And the most relevant part of the answer there is:
What you can do is have more than one license on the software.
So, you need to include the license file, but I'd add something about it not applying to the whole product. To be nice, you might want to point out where somebody can get a copy of the MIT-licensed starting point.
You need to include the GPL as well as the original license, and you need to make it clear that each individual file as a whole is covered by the GPL, as well as MIT for portions of it.
This is an additional SO question regarding MIT vs GPL licenses that I think is relevant to your question.
It's worth noting that when you sub-license that MIT licensed project into a GPL'd project that you are presenting the entire package as a GPL'd project, which includes the viral aspect of GPL. The original project you're borrowing will remain available under the MIT license through whatever source you picked it up from. The difference is that the package is now GPL'd as part of your project.

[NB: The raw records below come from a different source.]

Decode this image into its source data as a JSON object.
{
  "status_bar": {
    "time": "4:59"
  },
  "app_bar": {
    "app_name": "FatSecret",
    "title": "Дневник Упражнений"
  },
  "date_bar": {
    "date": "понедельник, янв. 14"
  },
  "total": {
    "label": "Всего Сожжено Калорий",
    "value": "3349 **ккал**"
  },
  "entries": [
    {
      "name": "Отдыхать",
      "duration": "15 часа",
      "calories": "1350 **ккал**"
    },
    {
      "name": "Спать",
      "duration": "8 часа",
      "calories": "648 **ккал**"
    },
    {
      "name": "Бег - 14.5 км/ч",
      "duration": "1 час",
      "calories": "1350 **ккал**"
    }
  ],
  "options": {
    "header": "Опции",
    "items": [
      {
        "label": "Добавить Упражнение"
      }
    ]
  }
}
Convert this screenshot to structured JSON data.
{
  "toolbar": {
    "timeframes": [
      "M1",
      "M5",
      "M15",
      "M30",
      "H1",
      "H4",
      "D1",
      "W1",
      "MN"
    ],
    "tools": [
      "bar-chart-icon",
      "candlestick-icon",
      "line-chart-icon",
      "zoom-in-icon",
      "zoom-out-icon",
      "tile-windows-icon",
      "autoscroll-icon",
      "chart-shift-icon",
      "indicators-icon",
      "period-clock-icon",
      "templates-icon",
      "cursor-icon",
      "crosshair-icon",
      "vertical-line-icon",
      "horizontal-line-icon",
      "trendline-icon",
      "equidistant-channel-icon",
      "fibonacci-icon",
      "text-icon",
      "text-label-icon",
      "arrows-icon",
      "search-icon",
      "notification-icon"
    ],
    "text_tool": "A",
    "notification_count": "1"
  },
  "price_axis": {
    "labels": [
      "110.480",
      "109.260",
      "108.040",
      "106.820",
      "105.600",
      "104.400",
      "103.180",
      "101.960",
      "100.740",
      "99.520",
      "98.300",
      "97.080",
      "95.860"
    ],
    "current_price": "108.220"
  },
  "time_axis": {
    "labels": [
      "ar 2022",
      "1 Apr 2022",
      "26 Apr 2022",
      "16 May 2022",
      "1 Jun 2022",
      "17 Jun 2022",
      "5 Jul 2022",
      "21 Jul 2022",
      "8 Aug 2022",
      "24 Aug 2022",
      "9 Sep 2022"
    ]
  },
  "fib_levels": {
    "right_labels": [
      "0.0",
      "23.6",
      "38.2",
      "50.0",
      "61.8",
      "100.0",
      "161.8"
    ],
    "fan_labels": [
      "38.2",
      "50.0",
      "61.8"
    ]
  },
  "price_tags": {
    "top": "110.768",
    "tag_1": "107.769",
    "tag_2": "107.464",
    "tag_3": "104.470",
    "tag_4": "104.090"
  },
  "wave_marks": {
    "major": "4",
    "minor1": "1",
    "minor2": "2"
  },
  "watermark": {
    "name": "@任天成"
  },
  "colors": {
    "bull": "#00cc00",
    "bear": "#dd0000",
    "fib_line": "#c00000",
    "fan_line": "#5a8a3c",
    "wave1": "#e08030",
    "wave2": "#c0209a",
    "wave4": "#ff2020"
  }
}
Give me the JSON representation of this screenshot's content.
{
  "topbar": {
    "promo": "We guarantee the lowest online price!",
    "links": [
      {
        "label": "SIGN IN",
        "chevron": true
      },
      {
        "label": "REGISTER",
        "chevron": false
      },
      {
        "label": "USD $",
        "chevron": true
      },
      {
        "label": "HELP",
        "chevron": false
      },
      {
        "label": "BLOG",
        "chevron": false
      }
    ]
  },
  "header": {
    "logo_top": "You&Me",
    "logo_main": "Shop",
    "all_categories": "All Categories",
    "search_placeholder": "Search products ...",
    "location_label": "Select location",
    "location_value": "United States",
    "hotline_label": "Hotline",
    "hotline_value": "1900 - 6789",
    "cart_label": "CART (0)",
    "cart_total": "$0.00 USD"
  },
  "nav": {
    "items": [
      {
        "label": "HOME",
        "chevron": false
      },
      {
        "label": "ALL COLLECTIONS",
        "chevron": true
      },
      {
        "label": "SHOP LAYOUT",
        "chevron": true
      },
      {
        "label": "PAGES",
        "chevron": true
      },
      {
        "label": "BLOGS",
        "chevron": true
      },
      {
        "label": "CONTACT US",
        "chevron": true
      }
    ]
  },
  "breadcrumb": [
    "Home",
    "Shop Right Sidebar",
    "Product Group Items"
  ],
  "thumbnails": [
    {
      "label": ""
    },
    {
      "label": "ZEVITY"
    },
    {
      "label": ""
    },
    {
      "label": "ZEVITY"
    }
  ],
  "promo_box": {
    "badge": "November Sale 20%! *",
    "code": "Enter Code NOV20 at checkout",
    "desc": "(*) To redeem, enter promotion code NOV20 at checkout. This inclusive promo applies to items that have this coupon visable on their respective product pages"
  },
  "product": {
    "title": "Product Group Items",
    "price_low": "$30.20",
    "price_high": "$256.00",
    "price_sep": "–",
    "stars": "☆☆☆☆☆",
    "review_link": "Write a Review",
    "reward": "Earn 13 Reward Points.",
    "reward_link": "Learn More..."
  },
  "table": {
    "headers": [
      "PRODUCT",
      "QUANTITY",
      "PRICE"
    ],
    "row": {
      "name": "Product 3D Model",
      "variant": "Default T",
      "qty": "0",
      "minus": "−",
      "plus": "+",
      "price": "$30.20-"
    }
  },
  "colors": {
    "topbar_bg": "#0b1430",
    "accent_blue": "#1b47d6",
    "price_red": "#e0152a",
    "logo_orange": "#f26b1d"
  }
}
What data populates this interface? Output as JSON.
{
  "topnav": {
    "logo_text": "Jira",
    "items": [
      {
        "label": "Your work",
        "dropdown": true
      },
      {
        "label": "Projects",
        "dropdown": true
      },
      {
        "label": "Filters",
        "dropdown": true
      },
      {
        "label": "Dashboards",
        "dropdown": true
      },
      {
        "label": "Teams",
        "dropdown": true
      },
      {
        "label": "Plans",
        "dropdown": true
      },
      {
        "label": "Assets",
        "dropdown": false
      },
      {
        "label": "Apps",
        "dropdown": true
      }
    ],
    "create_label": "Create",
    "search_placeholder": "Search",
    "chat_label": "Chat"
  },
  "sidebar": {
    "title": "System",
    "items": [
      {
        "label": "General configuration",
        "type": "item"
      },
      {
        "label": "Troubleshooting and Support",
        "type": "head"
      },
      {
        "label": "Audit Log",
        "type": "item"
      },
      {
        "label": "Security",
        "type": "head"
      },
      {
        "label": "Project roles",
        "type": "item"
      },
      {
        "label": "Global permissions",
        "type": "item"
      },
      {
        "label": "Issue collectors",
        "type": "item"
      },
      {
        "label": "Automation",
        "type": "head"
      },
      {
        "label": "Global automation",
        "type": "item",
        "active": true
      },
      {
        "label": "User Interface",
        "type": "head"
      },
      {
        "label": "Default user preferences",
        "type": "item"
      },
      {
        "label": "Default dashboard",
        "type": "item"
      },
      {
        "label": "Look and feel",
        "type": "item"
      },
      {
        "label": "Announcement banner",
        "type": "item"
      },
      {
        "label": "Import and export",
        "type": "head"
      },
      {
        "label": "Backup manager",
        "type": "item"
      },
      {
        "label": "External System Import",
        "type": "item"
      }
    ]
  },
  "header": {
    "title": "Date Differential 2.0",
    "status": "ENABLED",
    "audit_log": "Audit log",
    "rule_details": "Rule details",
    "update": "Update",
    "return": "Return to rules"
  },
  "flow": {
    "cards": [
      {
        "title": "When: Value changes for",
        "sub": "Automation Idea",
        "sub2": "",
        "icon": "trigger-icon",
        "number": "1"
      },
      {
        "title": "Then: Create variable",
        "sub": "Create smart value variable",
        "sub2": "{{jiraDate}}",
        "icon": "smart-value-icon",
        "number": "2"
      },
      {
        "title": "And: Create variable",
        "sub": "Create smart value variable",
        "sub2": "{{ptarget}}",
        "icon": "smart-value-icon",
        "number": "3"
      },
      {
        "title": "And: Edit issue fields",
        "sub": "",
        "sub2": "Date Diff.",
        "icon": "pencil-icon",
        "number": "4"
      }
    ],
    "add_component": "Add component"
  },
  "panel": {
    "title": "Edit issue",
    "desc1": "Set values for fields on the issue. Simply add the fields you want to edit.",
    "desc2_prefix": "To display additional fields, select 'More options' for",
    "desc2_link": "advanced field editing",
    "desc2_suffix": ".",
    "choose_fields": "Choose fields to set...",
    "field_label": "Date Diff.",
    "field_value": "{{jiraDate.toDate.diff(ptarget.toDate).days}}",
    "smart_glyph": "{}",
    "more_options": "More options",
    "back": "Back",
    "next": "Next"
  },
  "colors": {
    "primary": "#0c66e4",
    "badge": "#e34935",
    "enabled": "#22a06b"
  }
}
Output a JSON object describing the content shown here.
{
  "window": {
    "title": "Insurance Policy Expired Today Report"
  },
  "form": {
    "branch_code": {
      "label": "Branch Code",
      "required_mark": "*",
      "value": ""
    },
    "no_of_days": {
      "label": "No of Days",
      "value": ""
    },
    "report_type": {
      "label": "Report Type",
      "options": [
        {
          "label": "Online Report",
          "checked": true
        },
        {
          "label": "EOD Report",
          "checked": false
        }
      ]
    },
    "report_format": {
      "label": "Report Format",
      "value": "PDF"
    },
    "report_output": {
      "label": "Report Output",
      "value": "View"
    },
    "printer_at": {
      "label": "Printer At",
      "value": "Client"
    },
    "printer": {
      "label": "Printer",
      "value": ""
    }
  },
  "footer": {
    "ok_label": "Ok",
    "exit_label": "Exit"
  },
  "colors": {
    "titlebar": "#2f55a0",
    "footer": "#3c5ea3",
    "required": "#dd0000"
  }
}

Arguably, if someone uses the MIT licensed project from your GPL'd project, they would need to consider it as GPL'd. However, they could also just go back to the original source of the project under the MIT license and use it from there under an MIT license. It's splitting hairs, and I think it's impossible to predict how it would play out in court.
The GPL FAQ has a good section on what it means for two licenses to be compatible.
This references the Free Software Foundation's comments on various licenses. Their comments on the MIT license are:
This is a lax, permissive non-copyleft free software license, compatible with the GNU GPL. Which is a good thing from your question's point of view.
Here's a link to the GPL v3 license text
Here's a link to the MIT license text
FSF calls the MIT license the Expat license